◆ What needs to be done
The lines you return must be all those in the data that hold the string "zoom".

◆ Material for this exercise
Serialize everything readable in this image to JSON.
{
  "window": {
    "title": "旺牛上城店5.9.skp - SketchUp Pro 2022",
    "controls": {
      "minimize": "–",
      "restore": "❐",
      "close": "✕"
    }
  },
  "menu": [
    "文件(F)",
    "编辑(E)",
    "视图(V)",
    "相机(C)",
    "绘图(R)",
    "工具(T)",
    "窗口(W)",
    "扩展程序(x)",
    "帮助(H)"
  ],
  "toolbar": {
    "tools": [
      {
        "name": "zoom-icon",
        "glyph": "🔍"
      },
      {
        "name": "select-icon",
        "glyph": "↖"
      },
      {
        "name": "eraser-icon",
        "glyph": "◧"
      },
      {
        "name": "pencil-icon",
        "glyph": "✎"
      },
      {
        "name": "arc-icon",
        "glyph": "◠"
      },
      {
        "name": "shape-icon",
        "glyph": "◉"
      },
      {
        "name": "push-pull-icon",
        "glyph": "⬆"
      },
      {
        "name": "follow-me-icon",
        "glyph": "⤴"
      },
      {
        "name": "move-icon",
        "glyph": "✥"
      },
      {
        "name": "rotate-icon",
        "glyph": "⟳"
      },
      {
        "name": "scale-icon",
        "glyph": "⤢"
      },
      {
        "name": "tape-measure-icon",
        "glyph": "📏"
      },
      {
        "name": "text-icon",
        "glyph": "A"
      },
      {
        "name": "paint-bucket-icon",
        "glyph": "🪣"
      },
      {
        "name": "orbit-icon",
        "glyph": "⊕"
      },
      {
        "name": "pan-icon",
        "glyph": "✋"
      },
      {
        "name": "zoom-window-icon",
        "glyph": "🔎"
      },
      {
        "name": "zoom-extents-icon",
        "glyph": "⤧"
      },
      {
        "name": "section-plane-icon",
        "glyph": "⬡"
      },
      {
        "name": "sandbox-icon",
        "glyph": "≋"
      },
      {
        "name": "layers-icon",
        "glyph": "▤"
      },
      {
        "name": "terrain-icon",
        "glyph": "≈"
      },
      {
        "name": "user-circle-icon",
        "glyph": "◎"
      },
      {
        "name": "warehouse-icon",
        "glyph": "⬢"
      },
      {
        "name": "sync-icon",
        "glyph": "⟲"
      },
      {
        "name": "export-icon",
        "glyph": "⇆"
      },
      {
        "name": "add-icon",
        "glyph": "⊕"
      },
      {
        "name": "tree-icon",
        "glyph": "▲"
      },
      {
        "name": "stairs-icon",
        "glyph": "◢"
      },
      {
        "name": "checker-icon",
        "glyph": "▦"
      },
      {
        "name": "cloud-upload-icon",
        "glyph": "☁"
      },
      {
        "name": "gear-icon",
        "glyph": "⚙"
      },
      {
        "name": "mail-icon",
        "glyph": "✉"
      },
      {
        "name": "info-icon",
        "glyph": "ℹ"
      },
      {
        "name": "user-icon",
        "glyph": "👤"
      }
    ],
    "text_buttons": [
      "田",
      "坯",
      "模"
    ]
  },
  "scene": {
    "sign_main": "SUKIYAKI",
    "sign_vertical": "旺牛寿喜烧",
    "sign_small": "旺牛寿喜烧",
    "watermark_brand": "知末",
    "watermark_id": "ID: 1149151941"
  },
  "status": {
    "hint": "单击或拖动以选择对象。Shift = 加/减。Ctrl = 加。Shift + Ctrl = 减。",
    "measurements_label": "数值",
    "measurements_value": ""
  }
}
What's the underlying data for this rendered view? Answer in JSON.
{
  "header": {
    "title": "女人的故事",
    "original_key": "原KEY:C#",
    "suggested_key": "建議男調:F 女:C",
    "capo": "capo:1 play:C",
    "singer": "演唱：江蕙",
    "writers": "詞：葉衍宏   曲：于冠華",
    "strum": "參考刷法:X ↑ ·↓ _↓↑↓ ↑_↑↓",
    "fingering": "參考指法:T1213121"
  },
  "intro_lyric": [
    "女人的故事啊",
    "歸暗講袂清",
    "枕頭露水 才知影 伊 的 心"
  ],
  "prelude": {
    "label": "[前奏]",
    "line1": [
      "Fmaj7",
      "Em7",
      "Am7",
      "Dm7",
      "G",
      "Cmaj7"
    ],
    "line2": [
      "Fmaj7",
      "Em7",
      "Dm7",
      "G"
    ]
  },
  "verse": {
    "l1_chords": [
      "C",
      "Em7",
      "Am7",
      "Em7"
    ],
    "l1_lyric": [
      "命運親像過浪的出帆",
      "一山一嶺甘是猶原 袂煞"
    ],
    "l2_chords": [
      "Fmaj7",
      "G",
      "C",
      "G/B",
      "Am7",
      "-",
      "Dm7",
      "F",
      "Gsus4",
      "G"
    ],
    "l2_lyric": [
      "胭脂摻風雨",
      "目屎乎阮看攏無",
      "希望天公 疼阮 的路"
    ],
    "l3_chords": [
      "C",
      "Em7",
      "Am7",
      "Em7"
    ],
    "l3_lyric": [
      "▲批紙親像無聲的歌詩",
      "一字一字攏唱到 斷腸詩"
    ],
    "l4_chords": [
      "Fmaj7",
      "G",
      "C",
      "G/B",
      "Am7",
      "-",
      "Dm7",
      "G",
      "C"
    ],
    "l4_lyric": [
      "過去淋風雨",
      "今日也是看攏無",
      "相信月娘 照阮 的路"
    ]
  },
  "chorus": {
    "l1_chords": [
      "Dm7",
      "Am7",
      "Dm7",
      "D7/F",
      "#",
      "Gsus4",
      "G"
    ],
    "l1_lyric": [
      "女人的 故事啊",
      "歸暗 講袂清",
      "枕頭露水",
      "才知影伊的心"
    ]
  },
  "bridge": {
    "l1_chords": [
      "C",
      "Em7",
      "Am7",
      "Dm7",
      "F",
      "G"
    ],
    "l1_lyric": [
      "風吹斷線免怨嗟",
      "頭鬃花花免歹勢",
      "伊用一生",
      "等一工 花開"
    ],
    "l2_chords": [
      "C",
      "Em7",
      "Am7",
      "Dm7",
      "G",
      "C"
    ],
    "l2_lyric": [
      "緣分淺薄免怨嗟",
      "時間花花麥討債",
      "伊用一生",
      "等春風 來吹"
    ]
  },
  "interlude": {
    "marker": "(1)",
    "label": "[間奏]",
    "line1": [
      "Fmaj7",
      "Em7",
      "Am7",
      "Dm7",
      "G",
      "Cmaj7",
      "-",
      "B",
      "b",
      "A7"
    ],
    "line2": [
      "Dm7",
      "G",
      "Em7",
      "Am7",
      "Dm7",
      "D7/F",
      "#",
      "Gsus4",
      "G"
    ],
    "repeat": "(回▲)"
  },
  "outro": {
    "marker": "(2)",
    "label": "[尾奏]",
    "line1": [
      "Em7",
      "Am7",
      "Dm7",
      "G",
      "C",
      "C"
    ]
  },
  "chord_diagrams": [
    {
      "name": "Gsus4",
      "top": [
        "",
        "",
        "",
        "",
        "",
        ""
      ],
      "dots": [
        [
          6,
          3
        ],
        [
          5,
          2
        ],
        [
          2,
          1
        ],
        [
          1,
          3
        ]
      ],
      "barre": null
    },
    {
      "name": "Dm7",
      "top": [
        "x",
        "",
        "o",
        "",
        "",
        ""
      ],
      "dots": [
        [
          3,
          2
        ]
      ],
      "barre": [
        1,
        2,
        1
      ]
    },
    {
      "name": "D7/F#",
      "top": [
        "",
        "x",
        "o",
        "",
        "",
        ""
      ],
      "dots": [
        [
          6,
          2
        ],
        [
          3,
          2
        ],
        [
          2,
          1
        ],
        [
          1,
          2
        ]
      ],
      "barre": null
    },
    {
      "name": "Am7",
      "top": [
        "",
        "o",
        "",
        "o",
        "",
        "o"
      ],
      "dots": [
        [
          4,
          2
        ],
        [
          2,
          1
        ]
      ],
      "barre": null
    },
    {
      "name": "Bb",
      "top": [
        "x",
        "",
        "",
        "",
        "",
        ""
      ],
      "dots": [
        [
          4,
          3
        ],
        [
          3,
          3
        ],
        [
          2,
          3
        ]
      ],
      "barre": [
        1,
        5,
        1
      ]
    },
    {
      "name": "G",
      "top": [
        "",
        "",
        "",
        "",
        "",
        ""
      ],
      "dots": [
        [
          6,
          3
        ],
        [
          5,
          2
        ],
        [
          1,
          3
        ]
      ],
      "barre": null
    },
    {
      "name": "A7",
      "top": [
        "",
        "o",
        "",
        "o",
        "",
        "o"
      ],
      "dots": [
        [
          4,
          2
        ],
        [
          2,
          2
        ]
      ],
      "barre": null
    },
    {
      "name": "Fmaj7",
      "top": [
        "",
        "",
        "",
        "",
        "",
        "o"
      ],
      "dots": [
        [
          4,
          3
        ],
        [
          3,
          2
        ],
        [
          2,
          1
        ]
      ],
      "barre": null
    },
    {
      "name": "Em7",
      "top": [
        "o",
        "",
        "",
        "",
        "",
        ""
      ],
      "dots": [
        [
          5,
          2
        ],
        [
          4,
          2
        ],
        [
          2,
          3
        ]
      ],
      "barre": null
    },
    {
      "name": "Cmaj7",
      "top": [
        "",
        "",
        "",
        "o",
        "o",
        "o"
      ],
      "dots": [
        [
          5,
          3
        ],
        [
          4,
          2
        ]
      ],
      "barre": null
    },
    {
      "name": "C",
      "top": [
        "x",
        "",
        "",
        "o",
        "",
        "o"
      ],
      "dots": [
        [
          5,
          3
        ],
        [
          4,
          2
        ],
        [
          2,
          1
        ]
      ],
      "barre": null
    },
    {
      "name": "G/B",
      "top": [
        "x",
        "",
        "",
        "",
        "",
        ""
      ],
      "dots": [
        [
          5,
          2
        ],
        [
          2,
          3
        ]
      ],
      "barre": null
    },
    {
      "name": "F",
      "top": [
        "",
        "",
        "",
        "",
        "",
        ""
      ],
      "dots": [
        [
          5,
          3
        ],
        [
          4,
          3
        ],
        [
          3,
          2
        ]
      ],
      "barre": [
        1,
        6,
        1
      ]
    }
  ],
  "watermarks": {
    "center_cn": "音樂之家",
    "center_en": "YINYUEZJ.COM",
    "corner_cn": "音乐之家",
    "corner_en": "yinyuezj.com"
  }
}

◆ Problem solution
        "name": "zoom-icon",
        "name": "zoom-window-icon",
        "name": "zoom-extents-icon",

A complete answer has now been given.